HARTFORD, Conn. — A former East Haven police officer was ordered Thursday to spend five years in prison for violating the civil rights of Latinos, the longest sentence to date stemming from a federal investigation of racism among police in the mostly white New Haven suburb.

Dennis Spaulding, 30, was among four white officers convicted in the case, and the third to be sentenced.

Spaulding did not apologize during his sentencing, but instead defended his actions as the colorblind enforcement of motor vehicle laws during an investigation of massive license plate fraud. He said those involved in the fraud just happened to be those who lived in the United States illegally, who would pay up to $1,500 for phony vehicle registrations and insurance cards.

“I am not a racist, nor do I use racist language,” he said.

But Judge Alvin Thompson said Spaulding could not explain away the abuse of Latinos, including the false arrest and beating of a restaurant owner who was taking pictures to document the police surveillance of his business.
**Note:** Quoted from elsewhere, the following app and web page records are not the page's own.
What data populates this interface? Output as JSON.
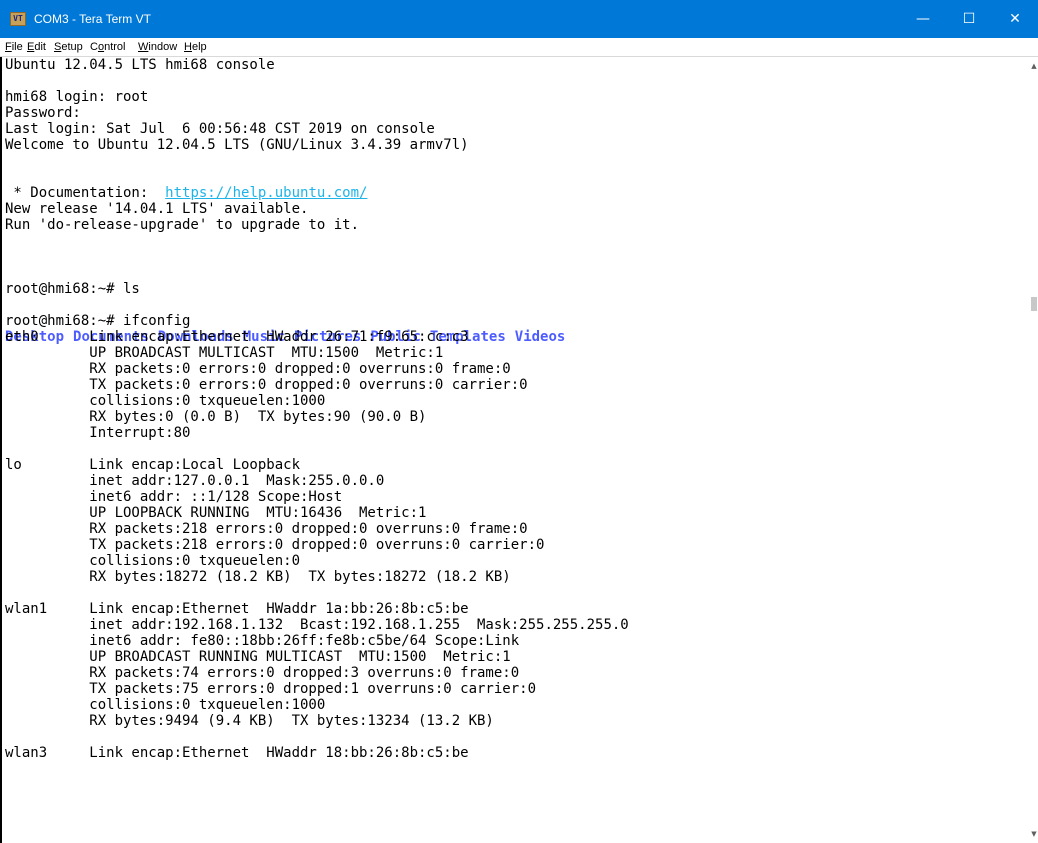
{
  "window": {
    "title": "COM3 - Tera Term VT",
    "icon_label": "VT",
    "controls": {
      "minimize": "—",
      "maximize": "☐",
      "close": "✕"
    }
  },
  "menubar": {
    "items": [
      {
        "key": "F",
        "rest": "ile"
      },
      {
        "key": "E",
        "rest": "dit"
      },
      {
        "key": "S",
        "rest": "etup"
      },
      {
        "key": "",
        "pre": "C",
        "key2": "o",
        "rest": "ntrol"
      },
      {
        "key": "W",
        "rest": "indow"
      },
      {
        "key": "H",
        "rest": "elp"
      }
    ]
  },
  "terminal": {
    "lines": [
      "Ubuntu 12.04.5 LTS hmi68 console",
      "",
      "hmi68 login: root",
      "Password:",
      "Last login: Sat Jul  6 00:56:48 CST 2019 on console",
      "Welcome to Ubuntu 12.04.5 LTS (GNU/Linux 3.4.39 armv7l)",
      "",
      "",
      "",
      "New release '14.04.1 LTS' available.",
      "Run 'do-release-upgrade' to upgrade to it.",
      "",
      "",
      "",
      "root@hmi68:~# ls",
      "",
      "root@hmi68:~# ifconfig",
      "eth0      Link encap:Ethernet  HWaddr 26:71:f9:65:cc:c3",
      "          UP BROADCAST MULTICAST  MTU:1500  Metric:1",
      "          RX packets:0 errors:0 dropped:0 overruns:0 frame:0",
      "          TX packets:0 errors:0 dropped:0 overruns:0 carrier:0",
      "          collisions:0 txqueuelen:1000",
      "          RX bytes:0 (0.0 B)  TX bytes:90 (90.0 B)",
      "          Interrupt:80",
      "",
      "lo        Link encap:Local Loopback",
      "          inet addr:127.0.0.1  Mask:255.0.0.0",
      "          inet6 addr: ::1/128 Scope:Host",
      "          UP LOOPBACK RUNNING  MTU:16436  Metric:1",
      "          RX packets:218 errors:0 dropped:0 overruns:0 frame:0",
      "          TX packets:218 errors:0 dropped:0 overruns:0 carrier:0",
      "          collisions:0 txqueuelen:0",
      "          RX bytes:18272 (18.2 KB)  TX bytes:18272 (18.2 KB)",
      "",
      "wlan1     Link encap:Ethernet  HWaddr 1a:bb:26:8b:c5:be",
      "          inet addr:192.168.1.132  Bcast:192.168.1.255  Mask:255.255.255.0",
      "          inet6 addr: fe80::18bb:26ff:fe8b:c5be/64 Scope:Link",
      "          UP BROADCAST RUNNING MULTICAST  MTU:1500  Metric:1",
      "          RX packets:74 errors:0 dropped:3 overruns:0 frame:0",
      "          TX packets:75 errors:0 dropped:1 overruns:0 carrier:0",
      "          collisions:0 txqueuelen:1000",
      "          RX bytes:9494 (9.4 KB)  TX bytes:13234 (13.2 KB)",
      "",
      "wlan3     Link encap:Ethernet  HWaddr 18:bb:26:8b:c5:be"
    ],
    "documentation_prefix": " * Documentation:  ",
    "documentation_url": "https://help.ubuntu.com/",
    "ls_output": [
      "Desktop",
      "Documents",
      "Downloads",
      "Music",
      "Pictures",
      "Public",
      "Templates",
      "Videos"
    ],
    "colors": {
      "link": "#1fb4e8",
      "directory": "#4c5cff",
      "text": "#000000",
      "background": "#ffffff"
    }
  }
}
Moises Marin, who owned the La Bamba restaurant, also spoke at the hearing. He detailed how he was attacked by Spaulding in the parking lot of the restaurant in 2008 and laughed at by other officers when he was brought handcuffed into the police department, suffering from a broken jaw and other injuries.

“Right there I felt the racism and hatred,” he said through an interpreter. “I know that Dennis Spaulding’s message for me and my family and my customers was to get out.”

Police treatment of Latinos in East Haven has been under federal scrutiny since 2009, when the Department of Justice launched a civil rights probe that found a pattern of discrimination and biased policing in the town, which is more than 88 percent white, according to the Census.

The officers falsified arrest reports, unlawfully searched Latino businesses, harassed and intimidated people, including advocates, witnesses and other officers who tried to investigate or report their misconduct or abuse, prosecutors said.

Spaulding’s attorney, Frank Riccio II, suggested the case against his client was tainted by highly publicized claims of racism against East Haven police that dated back to the 1997 shooting of a black man by a white police officer.